Donors who contribute to Longs Peak Hospital Foundation’s Patient Assistance Fund provide the wind beneath staff members’ wings to make amazing things possible for patients in need. This financial backing, combined with staff members who are willing to go far beyond their job duties, benefits patients who have few resources.

Here are just a few examples of the extraordinary help patients in need have received via the Patient Assistance Fund and dedicated hospital staff:

  • Physical and occupational therapists came together to move a young man’s possessions out of his rental home. After a serious accident, he was in the hospital for nearly a month, and he then moved to a long-term rehabilitation facility. This patient had no one in his life who could help him with moving, and he couldn’t do it himself because he was incapacitated. Without the help of hospital staff and a moving truck rented with foundation funding, the man’s belongings would have been put outside on a curb.
  • A hospital staff member used patient assistance funds to acquire a medical bed with an electric lift through GoodHealthWill. GoodHealthWill collects donations of durable medical equipment and health care supplies and provides them to the public “thrift-store style.” The bed was for a man with a wife and two teenaged sons. He had terminal cancer and wanted to spend his last days at home with his family. Our staff member loaded the bed into a truck and delivered it to the family’s home. The teen sons and our staff member worked together at the family home to assemble the bed. This poignant experience couldn’t have happened without funding from donors.
  • After a 30-day hospital stay, a patient was allowed to return home with the stipulation that he must procure a hospital-grade bed, as well as the transfer devices necessary to move him safely to and from the bed. His family was able to pay for the equipment, but they had no way to transport it. A Longs Peak Hospital social worker took her own time to rent a truck with patient assistance funds, pick up the equipment from GoodHealthWill and deliver it to the home. The staff member’s time, along with support from the assistance fund, ensured a safer living situation for this patient in need.
  • A patient struggling with progressive, disease-related blindness needed a two-week course of intravenous (IV) antibiotic treatment. This man had no health insurance and did not qualify for Medicaid. The only way he could undergo the IV antibiotic treatment was if it could be done on an outpatient basis so he could continue to work at his job managing an apartment complex.

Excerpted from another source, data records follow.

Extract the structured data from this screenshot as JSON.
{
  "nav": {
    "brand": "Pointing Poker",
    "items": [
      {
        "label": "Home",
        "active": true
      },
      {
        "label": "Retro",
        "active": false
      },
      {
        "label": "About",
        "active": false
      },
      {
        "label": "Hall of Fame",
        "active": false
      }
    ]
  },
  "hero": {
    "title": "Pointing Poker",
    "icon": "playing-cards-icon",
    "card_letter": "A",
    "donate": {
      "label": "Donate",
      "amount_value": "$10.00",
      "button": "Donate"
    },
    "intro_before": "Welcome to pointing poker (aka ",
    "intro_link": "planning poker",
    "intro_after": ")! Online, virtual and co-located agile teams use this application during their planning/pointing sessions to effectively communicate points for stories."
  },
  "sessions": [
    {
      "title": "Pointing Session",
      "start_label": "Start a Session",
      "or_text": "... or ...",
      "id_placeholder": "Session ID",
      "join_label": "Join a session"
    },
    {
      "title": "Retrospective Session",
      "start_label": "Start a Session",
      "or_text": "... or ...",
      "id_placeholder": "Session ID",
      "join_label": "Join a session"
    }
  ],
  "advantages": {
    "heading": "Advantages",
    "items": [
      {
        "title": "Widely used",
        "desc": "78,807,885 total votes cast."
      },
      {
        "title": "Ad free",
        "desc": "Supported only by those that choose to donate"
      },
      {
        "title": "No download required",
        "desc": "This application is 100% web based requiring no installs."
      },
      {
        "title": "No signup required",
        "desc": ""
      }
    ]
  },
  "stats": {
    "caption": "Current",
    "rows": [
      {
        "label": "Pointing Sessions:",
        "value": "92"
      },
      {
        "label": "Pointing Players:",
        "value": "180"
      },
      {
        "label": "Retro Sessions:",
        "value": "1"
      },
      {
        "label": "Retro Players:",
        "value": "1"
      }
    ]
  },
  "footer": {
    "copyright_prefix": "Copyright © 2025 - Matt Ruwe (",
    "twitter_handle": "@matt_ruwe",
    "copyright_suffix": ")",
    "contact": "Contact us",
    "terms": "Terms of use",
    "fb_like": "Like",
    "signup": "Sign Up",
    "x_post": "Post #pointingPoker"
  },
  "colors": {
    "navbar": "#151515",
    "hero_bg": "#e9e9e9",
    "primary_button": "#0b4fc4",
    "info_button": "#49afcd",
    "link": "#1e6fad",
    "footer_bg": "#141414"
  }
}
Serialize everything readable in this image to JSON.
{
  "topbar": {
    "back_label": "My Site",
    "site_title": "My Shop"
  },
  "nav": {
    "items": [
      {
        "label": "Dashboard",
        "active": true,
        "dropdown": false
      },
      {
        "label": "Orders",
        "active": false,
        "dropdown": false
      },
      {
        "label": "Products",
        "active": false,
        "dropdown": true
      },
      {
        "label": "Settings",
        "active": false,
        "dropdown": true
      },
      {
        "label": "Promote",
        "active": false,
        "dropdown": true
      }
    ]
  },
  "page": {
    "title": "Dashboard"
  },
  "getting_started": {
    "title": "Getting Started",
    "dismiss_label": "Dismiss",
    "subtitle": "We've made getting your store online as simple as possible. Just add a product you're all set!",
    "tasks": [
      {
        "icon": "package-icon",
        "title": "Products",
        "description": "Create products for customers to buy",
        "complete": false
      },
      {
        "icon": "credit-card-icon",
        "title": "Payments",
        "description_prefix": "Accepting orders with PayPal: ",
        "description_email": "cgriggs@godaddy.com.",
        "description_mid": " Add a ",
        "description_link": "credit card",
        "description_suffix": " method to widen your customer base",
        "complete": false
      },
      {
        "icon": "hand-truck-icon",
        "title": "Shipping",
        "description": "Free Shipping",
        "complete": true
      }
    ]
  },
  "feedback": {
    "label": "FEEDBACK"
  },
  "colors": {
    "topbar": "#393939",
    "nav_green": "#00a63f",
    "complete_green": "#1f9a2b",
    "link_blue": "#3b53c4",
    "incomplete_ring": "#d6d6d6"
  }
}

Patient assistance funds, along with discounts that a hospital employee procured from the company providing the IV infusions, helped this individual get the medical treatment he needed in a way that worked for his lifestyle.